I was a presenter at the International Conference of the World Blind Union, a massage convention of the Asia Pacific Region. I was told I was “the only seeing presenter” there. There were 300 delegates. I read a paper and did a demonstration of internal organs massage. The man who invited me to the convention was Victor Recorber, who with his group of blind masseurs has been studying massage with me for two years at INAM Philippines, the sponsor of my seminars for the last 2 decades I’ve taught in the Philippines. Every time I meet Victor in Manila, he would say, “Sir Rene, long time, no see.” LOL. There’s so much joy in these visually handicapped persons. I was seated beside a young woman at the conference and she was telling me that she raised money to attend. We spoke in Pilipino, the national language. “Do you have family?” I asked. “Yes,” she said, “I have a child.” “Where is the father?” She said, “I don’t know.” “Will you recognize him?” She said, “Only if grope him.” Laughter. “Grope” isn’t the word she used, but it is probably the best translation of the Tagalog “Kapa-in.” I invited her to attend my CNT seminar but she had to fly back to the islands.

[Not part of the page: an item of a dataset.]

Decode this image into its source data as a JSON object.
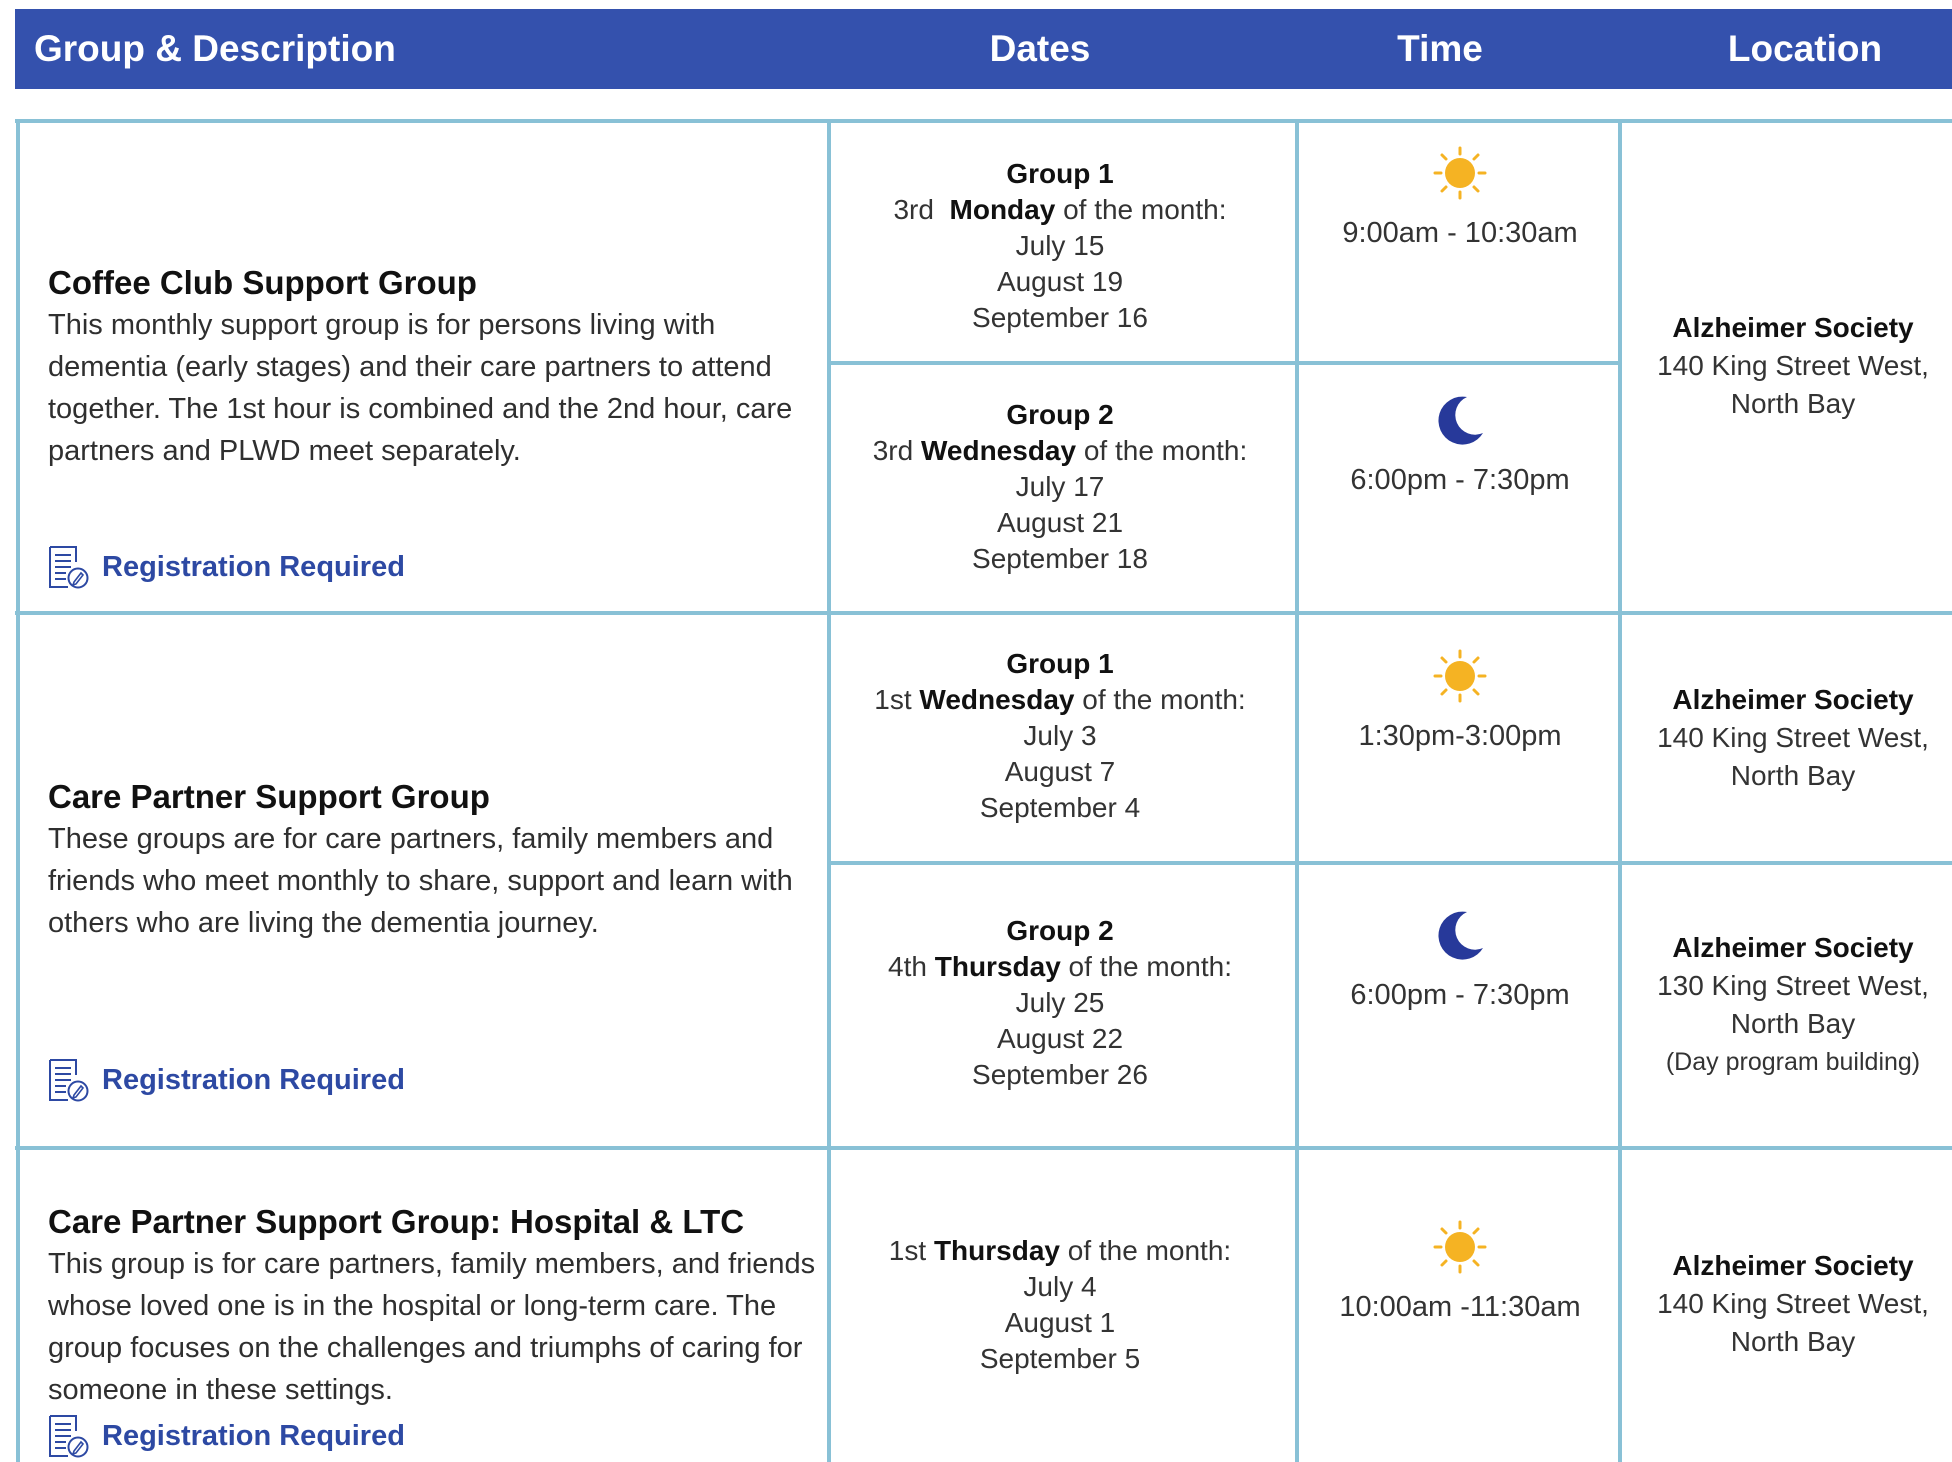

Somebody in the gym informed me that there’s this Filipino, Arnel Pineda, who was the lead singer for the band Journey. I heard about him 8 years ago but I was not paying attention; besides, ignorant of much of pop culture, I did not know about this band or about the singer. This time around I googled him. It turned up quite a few items – how he was discovered on youtube singing in a small venue in Manila and was asked come to the US to audition in California. There were also a number of live performances showing concerts in Chile, Japan, Spain, and interviews with Ophrah and Ellen. Quite a triumphant reception for anyone indeed, and a moving and inspiring life story in any field. I ordered Journey’s the Revelation and Live in Manila albums from Amazon. That’s another piece of “research” I have to include during the summertime. Oh, yes, there’s likewise some rituals I have started to learn and observe at the feet of Lord Shiva/Nataraja in my study downstairs – thanks to my Indian friend Guru Bose for lessons in the sacred puja and darshan. I acquired the 7-foot statue last May after paying the owner of Two Buttons several installments.
All the best, always,
*There’s an anonymous poem she mentions that I think I should also share here. She does not say where she got it, or whether it came from the pyramid texts.
Death is before me today
Like the smell of myrrh
Like sitting under sails in the wind
Death is before me today
Like the smell of lilies
Like sitting on the shore
Of a drunken land
Death is before me today